Page and application data records
BEGIN

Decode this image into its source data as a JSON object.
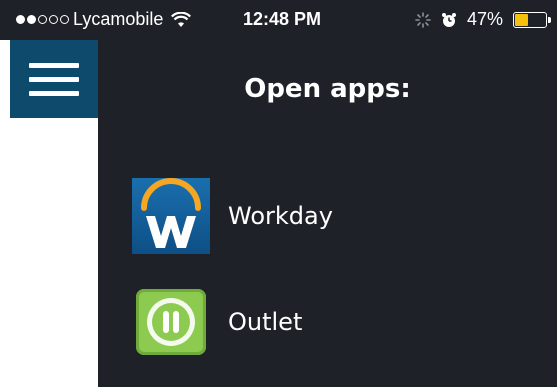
{
  "status_bar": {
    "signal_dots_filled": 2,
    "signal_dots_total": 5,
    "carrier": "Lycamobile",
    "wifi_icon": "wifi-icon",
    "time": "12:48 PM",
    "loading_icon": "spinner-icon",
    "alarm_icon": "alarm-icon",
    "battery_text": "47%",
    "battery_level": 0.47,
    "battery_color": "#f4c20d"
  },
  "menu": {
    "icon": "hamburger-menu-icon",
    "color": "#0e4a6c"
  },
  "panel": {
    "title": "Open apps:",
    "background": "#1e2228",
    "apps": [
      {
        "label": "Workday",
        "icon": "workday-logo-icon"
      },
      {
        "label": "Outlet",
        "icon": "outlet-app-icon"
      }
    ]
  }
}
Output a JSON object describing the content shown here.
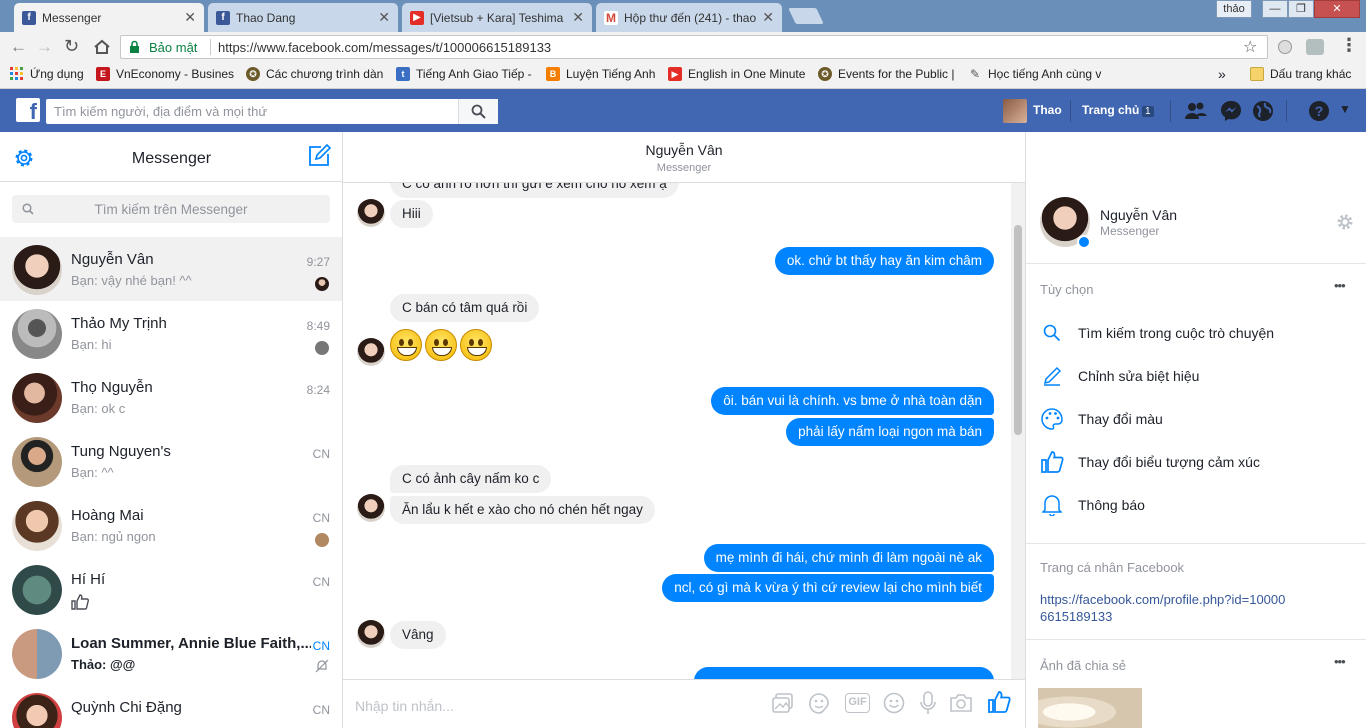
{
  "browser": {
    "tabs": [
      {
        "title": "Messenger",
        "icon": "facebook-icon",
        "color": "#3b5998",
        "active": true
      },
      {
        "title": "Thao Dang",
        "icon": "facebook-icon",
        "color": "#3b5998",
        "active": false
      },
      {
        "title": "[Vietsub + Kara] Teshima",
        "icon": "youtube-icon",
        "color": "#e52d27",
        "active": false
      },
      {
        "title": "Hộp thư đến (241) - thao",
        "icon": "gmail-icon",
        "color": "#d44638",
        "active": false
      }
    ],
    "profile_label": "thảo",
    "secure_label": "Bảo mật",
    "url": "https://www.facebook.com/messages/t/100006615189133",
    "bookmarks": [
      {
        "label": "Ứng dụng",
        "icon": "apps-grid-icon"
      },
      {
        "label": "VnEconomy - Busines",
        "icon": "vneconomy-icon",
        "color": "#c4161c"
      },
      {
        "label": "Các chương trình dành",
        "icon": "seal-icon",
        "color": "#6d5a2a"
      },
      {
        "label": "Tiếng Anh Giao Tiếp -",
        "icon": "t-icon",
        "color": "#3a6fc4"
      },
      {
        "label": "Luyện Tiếng Anh",
        "icon": "blogger-icon",
        "color": "#f57d00"
      },
      {
        "label": "English in One Minute",
        "icon": "youtube-icon",
        "color": "#e52d27"
      },
      {
        "label": "Events for the Public |",
        "icon": "seal-icon",
        "color": "#6d5a2a"
      },
      {
        "label": "Học tiếng Anh cùng v",
        "icon": "bookmark-icon",
        "color": "#555555"
      }
    ],
    "more_bookmarks": "»",
    "other_bookmarks": "Dấu trang khác"
  },
  "fb": {
    "search_placeholder": "Tìm kiếm người, địa điểm và mọi thứ",
    "user_name": "Thao",
    "home_label": "Trang chủ",
    "home_badge": "1",
    "brand_color": "#4267b2"
  },
  "sidebar": {
    "title": "Messenger",
    "search_placeholder": "Tìm kiếm trên Messenger",
    "conversations": [
      {
        "name": "Nguyễn Vân",
        "snippet": "Bạn: vậy nhé bạn! ^^",
        "time": "9:27",
        "bold": false
      },
      {
        "name": "Thảo My Trịnh",
        "snippet": "Bạn: hi",
        "time": "8:49",
        "bold": false
      },
      {
        "name": "Thọ Nguyễn",
        "snippet": "Bạn: ok c",
        "time": "8:24",
        "bold": false
      },
      {
        "name": "Tung Nguyen's",
        "snippet": "Bạn: ^^",
        "time": "CN",
        "bold": false
      },
      {
        "name": "Hoàng Mai",
        "snippet": "Bạn: ngủ ngon",
        "time": "CN",
        "bold": false
      },
      {
        "name": "Hí Hí",
        "snippet": "",
        "time": "CN",
        "bold": false
      },
      {
        "name": "Loan Summer, Annie Blue Faith,...",
        "snippet": "Thảo: @@",
        "time": "CN",
        "bold": true
      },
      {
        "name": "Quỳnh Chi Đặng",
        "snippet": "",
        "time": "CN",
        "bold": false
      }
    ]
  },
  "chat": {
    "header_name": "Nguyễn Vân",
    "header_sub": "Messenger",
    "messages": [
      {
        "side": "in",
        "text": "C có ảnh rõ hơn thì gửi e xem cho nó xem ạ"
      },
      {
        "side": "in",
        "text": "Hiii"
      },
      {
        "side": "out",
        "text": "ok. chứ bt thấy hay ăn kim châm"
      },
      {
        "side": "in",
        "text": "C bán có tâm quá rồi"
      },
      {
        "side": "out",
        "text": "ôi. bán vui là chính. vs bme ở nhà toàn dặn"
      },
      {
        "side": "out",
        "text": "phải lấy nấm loại ngon mà bán"
      },
      {
        "side": "in",
        "text": "C có ảnh cây nấm ko c"
      },
      {
        "side": "in",
        "text": "Ăn lẩu k hết e xào cho nó chén hết ngay"
      },
      {
        "side": "out",
        "text": "mẹ mình đi hái, chứ mình đi làm ngoài nè ak"
      },
      {
        "side": "out",
        "text": "ncl, có gì mà k vừa ý thì cứ review lại cho mình biết"
      },
      {
        "side": "in",
        "text": "Vâng"
      }
    ],
    "composer_placeholder": "Nhập tin nhắn...",
    "gif_label": "GIF",
    "accent_color": "#0084ff"
  },
  "info": {
    "name": "Nguyễn Vân",
    "sub": "Messenger",
    "options_title": "Tùy chọn",
    "options": [
      {
        "label": "Tìm kiếm trong cuộc trò chuyện",
        "icon": "search-icon"
      },
      {
        "label": "Chỉnh sửa biệt hiệu",
        "icon": "pencil-icon"
      },
      {
        "label": "Thay đổi màu",
        "icon": "palette-icon"
      },
      {
        "label": "Thay đổi biểu tượng cảm xúc",
        "icon": "thumbs-up-icon"
      },
      {
        "label": "Thông báo",
        "icon": "bell-icon"
      }
    ],
    "profile_title": "Trang cá nhân Facebook",
    "profile_link": "https://facebook.com/profile.php?id=100006615189133",
    "shared_title": "Ảnh đã chia sẻ",
    "more": "•••"
  }
}
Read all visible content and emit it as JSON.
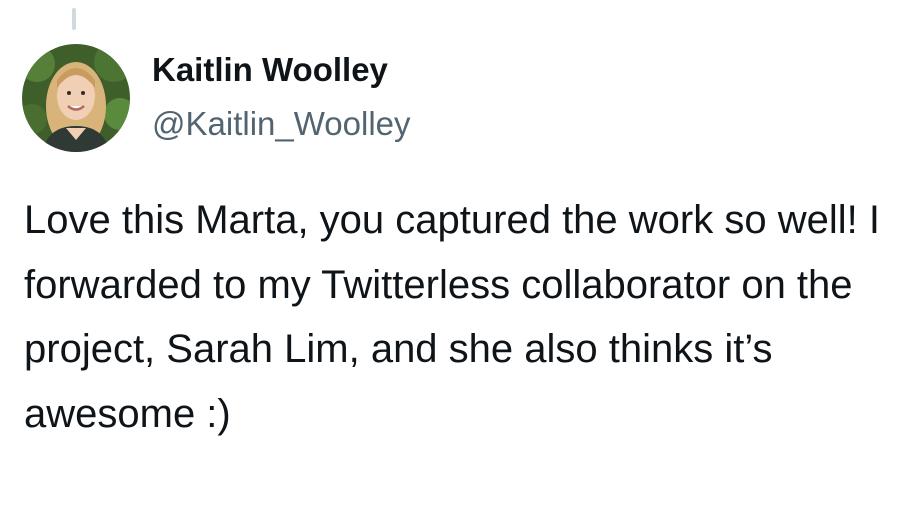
{
  "tweet": {
    "author_name": "Kaitlin Woolley",
    "author_handle": "@Kaitlin_Woolley",
    "text": "Love this Marta, you captured the work so well! I forwarded to my Twitterless collaborator on the project, Sarah Lim, and she also thinks it’s awesome :)"
  },
  "colors": {
    "text": "#0f1419",
    "secondary_text": "#536471",
    "thread_line": "#cfd9de",
    "background": "#ffffff"
  }
}
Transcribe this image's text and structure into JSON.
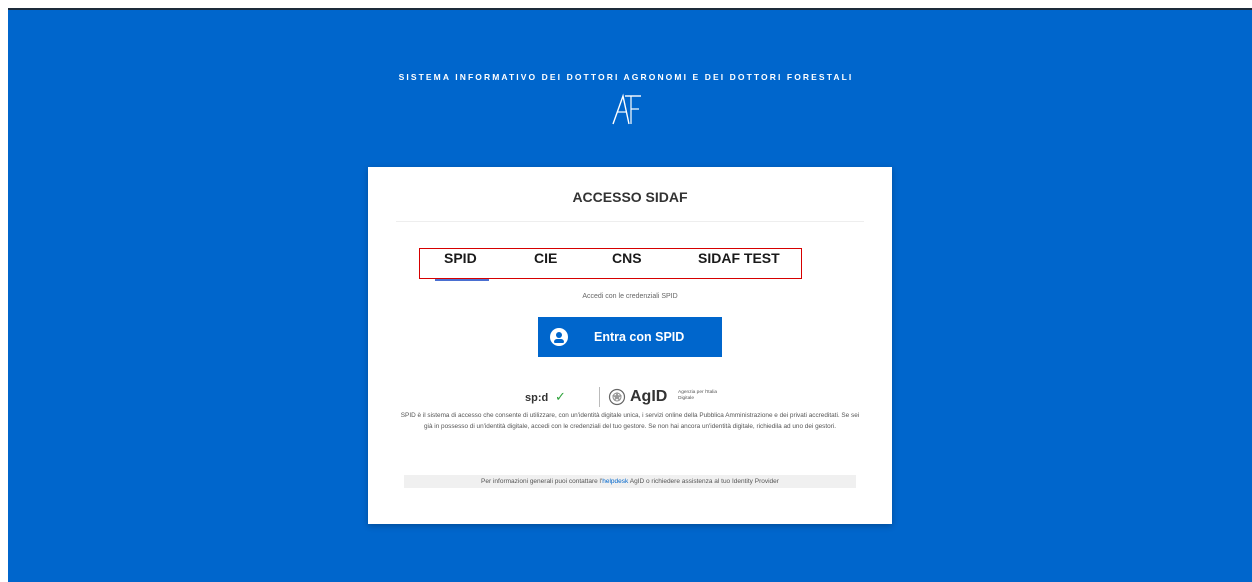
{
  "header": {
    "system_title": "SISTEMA INFORMATIVO DEI DOTTORI AGRONOMI E DEI DOTTORI FORESTALI",
    "logo_icon": "af-monogram-logo"
  },
  "card": {
    "title": "ACCESSO SIDAF",
    "tabs": [
      {
        "label": "SPID",
        "active": true
      },
      {
        "label": "CIE",
        "active": false
      },
      {
        "label": "CNS",
        "active": false
      },
      {
        "label": "SIDAF TEST",
        "active": false
      }
    ],
    "hint": "Accedi con le credenziali SPID",
    "spid_button": {
      "label": "Entra con SPID",
      "icon": "user-circle-icon"
    },
    "logos": {
      "spid": "sp:d",
      "agid": "AgID",
      "agid_sub": "Agenzia per l'Italia Digitale"
    },
    "description": "SPID è il sistema di accesso che consente di utilizzare, con un'identità digitale unica, i servizi online della Pubblica Amministrazione e dei privati accreditati. Se sei già in possesso di un'identità digitale, accedi con le credenziali del tuo gestore. Se non hai ancora un'identità digitale, richiedila ad uno dei gestori.",
    "info": {
      "prefix": "Per informazioni generali puoi contattare l'",
      "link": "helpdesk",
      "suffix": " AgID o richiedere assistenza al tuo Identity Provider"
    }
  },
  "colors": {
    "background": "#0066cc",
    "button": "#0066cc",
    "highlight_border": "#d60000",
    "tab_underline": "#4a6fd1"
  }
}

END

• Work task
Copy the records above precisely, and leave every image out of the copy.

• Solution
Decode this image into its source data as a JSON object.
{
  "status_bar": {
    "signal_dots_filled": 2,
    "signal_dots_total": 5,
    "carrier": "Lycamobile",
    "wifi_icon": "wifi-icon",
    "time": "12:48 PM",
    "loading_icon": "spinner-icon",
    "alarm_icon": "alarm-icon",
    "battery_text": "47%",
    "battery_level": 0.47,
    "battery_color": "#f4c20d"
  },
  "menu": {
    "icon": "hamburger-menu-icon",
    "color": "#0e4a6c"
  },
  "panel": {
    "title": "Open apps:",
    "background": "#1e2228",
    "apps": [
      {
        "label": "Workday",
        "icon": "workday-logo-icon"
      },
      {
        "label": "Outlet",
        "icon": "outlet-app-icon"
      }
    ]
  }
}
Output a JSON object describing the content shown here.
{
  "browser": {
    "tabs": [
      {
        "title": "Messenger",
        "icon": "facebook-icon",
        "color": "#3b5998",
        "active": true
      },
      {
        "title": "Thao Dang",
        "icon": "facebook-icon",
        "color": "#3b5998",
        "active": false
      },
      {
        "title": "[Vietsub + Kara] Teshima",
        "icon": "youtube-icon",
        "color": "#e52d27",
        "active": false
      },
      {
        "title": "Hộp thư đến (241) - thao",
        "icon": "gmail-icon",
        "color": "#d44638",
        "active": false
      }
    ],
    "profile_label": "thảo",
    "secure_label": "Bảo mật",
    "url": "https://www.facebook.com/messages/t/100006615189133",
    "bookmarks": [
      {
        "label": "Ứng dụng",
        "icon": "apps-grid-icon"
      },
      {
        "label": "VnEconomy - Busines",
        "icon": "vneconomy-icon",
        "color": "#c4161c"
      },
      {
        "label": "Các chương trình dành",
        "icon": "seal-icon",
        "color": "#6d5a2a"
      },
      {
        "label": "Tiếng Anh Giao Tiếp -",
        "icon": "t-icon",
        "color": "#3a6fc4"
      },
      {
        "label": "Luyện Tiếng Anh",
        "icon": "blogger-icon",
        "color": "#f57d00"
      },
      {
        "label": "English in One Minute",
        "icon": "youtube-icon",
        "color": "#e52d27"
      },
      {
        "label": "Events for the Public |",
        "icon": "seal-icon",
        "color": "#6d5a2a"
      },
      {
        "label": "Học tiếng Anh cùng v",
        "icon": "bookmark-icon",
        "color": "#555555"
      }
    ],
    "more_bookmarks": "»",
    "other_bookmarks": "Dấu trang khác"
  },
  "fb": {
    "search_placeholder": "Tìm kiếm người, địa điểm và mọi thứ",
    "user_name": "Thao",
    "home_label": "Trang chủ",
    "home_badge": "1",
    "brand_color": "#4267b2"
  },
  "sidebar": {
    "title": "Messenger",
    "search_placeholder": "Tìm kiếm trên Messenger",
    "conversations": [
      {
        "name": "Nguyễn Vân",
        "snippet": "Bạn: vậy nhé bạn! ^^",
        "time": "9:27",
        "bold": false
      },
      {
        "name": "Thảo My Trịnh",
        "snippet": "Bạn: hi",
        "time": "8:49",
        "bold": false
      },
      {
        "name": "Thọ Nguyễn",
        "snippet": "Bạn: ok c",
        "time": "8:24",
        "bold": false
      },
      {
        "name": "Tung Nguyen's",
        "snippet": "Bạn: ^^",
        "time": "CN",
        "bold": false
      },
      {
        "name": "Hoàng Mai",
        "snippet": "Bạn: ngủ ngon",
        "time": "CN",
        "bold": false
      },
      {
        "name": "Hí Hí",
        "snippet": "",
        "time": "CN",
        "bold": false
      },
      {
        "name": "Loan Summer, Annie Blue Faith,...",
        "snippet": "Thảo: @@",
        "time": "CN",
        "bold": true
      },
      {
        "name": "Quỳnh Chi Đặng",
        "snippet": "",
        "time": "CN",
        "bold": false
      }
    ]
  },
  "chat": {
    "header_name": "Nguyễn Vân",
    "header_sub": "Messenger",
    "messages": [
      {
        "side": "in",
        "text": "C có ảnh rõ hơn thì gửi e xem cho nó xem ạ"
      },
      {
        "side": "in",
        "text": "Hiii"
      },
      {
        "side": "out",
        "text": "ok. chứ bt thấy hay ăn kim châm"
      },
      {
        "side": "in",
        "text": "C bán có tâm quá rồi"
      },
      {
        "side": "out",
        "text": "ôi. bán vui là chính. vs bme ở nhà toàn dặn"
      },
      {
        "side": "out",
        "text": "phải lấy nấm loại ngon mà bán"
      },
      {
        "side": "in",
        "text": "C có ảnh cây nấm ko c"
      },
      {
        "side": "in",
        "text": "Ăn lẩu k hết e xào cho nó chén hết ngay"
      },
      {
        "side": "out",
        "text": "mẹ mình đi hái, chứ mình đi làm ngoài nè ak"
      },
      {
        "side": "out",
        "text": "ncl, có gì mà k vừa ý thì cứ review lại cho mình biết"
      },
      {
        "side": "in",
        "text": "Vâng"
      }
    ],
    "composer_placeholder": "Nhập tin nhắn...",
    "gif_label": "GIF",
    "accent_color": "#0084ff"
  },
  "info": {
    "name": "Nguyễn Vân",
    "sub": "Messenger",
    "options_title": "Tùy chọn",
    "options": [
      {
        "label": "Tìm kiếm trong cuộc trò chuyện",
        "icon": "search-icon"
      },
      {
        "label": "Chỉnh sửa biệt hiệu",
        "icon": "pencil-icon"
      },
      {
        "label": "Thay đổi màu",
        "icon": "palette-icon"
      },
      {
        "label": "Thay đổi biểu tượng cảm xúc",
        "icon": "thumbs-up-icon"
      },
      {
        "label": "Thông báo",
        "icon": "bell-icon"
      }
    ],
    "profile_title": "Trang cá nhân Facebook",
    "profile_link": "https://facebook.com/profile.php?id=100006615189133",
    "shared_title": "Ảnh đã chia sẻ",
    "more": "•••"
  }
}
Read all visible content and emit it as JSON.
{
  "tweet": {
    "author_name": "Kaitlin Woolley",
    "author_handle": "@Kaitlin_Woolley",
    "text": "Love this Marta, you captured the work so well! I forwarded to my Twitterless collaborator on the project, Sarah Lim, and she also thinks it’s awesome :)"
  },
  "colors": {
    "text": "#0f1419",
    "secondary_text": "#536471",
    "thread_line": "#cfd9de",
    "background": "#ffffff"
  }
}
Transcribe this image's text and structure into JSON.
{
  "header": {
    "system_title": "SISTEMA INFORMATIVO DEI DOTTORI AGRONOMI E DEI DOTTORI FORESTALI",
    "logo_icon": "af-monogram-logo"
  },
  "card": {
    "title": "ACCESSO SIDAF",
    "tabs": [
      {
        "label": "SPID",
        "active": true
      },
      {
        "label": "CIE",
        "active": false
      },
      {
        "label": "CNS",
        "active": false
      },
      {
        "label": "SIDAF TEST",
        "active": false
      }
    ],
    "hint": "Accedi con le credenziali SPID",
    "spid_button": {
      "label": "Entra con SPID",
      "icon": "user-circle-icon"
    },
    "logos": {
      "spid": "sp:d",
      "agid": "AgID",
      "agid_sub": "Agenzia per l'Italia Digitale"
    },
    "description": "SPID è il sistema di accesso che consente di utilizzare, con un'identità digitale unica, i servizi online della Pubblica Amministrazione e dei privati accreditati. Se sei già in possesso di un'identità digitale, accedi con le credenziali del tuo gestore. Se non hai ancora un'identità digitale, richiedila ad uno dei gestori.",
    "info": {
      "prefix": "Per informazioni generali puoi contattare l'",
      "link": "helpdesk",
      "suffix": " AgID o richiedere assistenza al tuo Identity Provider"
    }
  },
  "colors": {
    "background": "#0066cc",
    "button": "#0066cc",
    "highlight_border": "#d60000",
    "tab_underline": "#4a6fd1"
  }
}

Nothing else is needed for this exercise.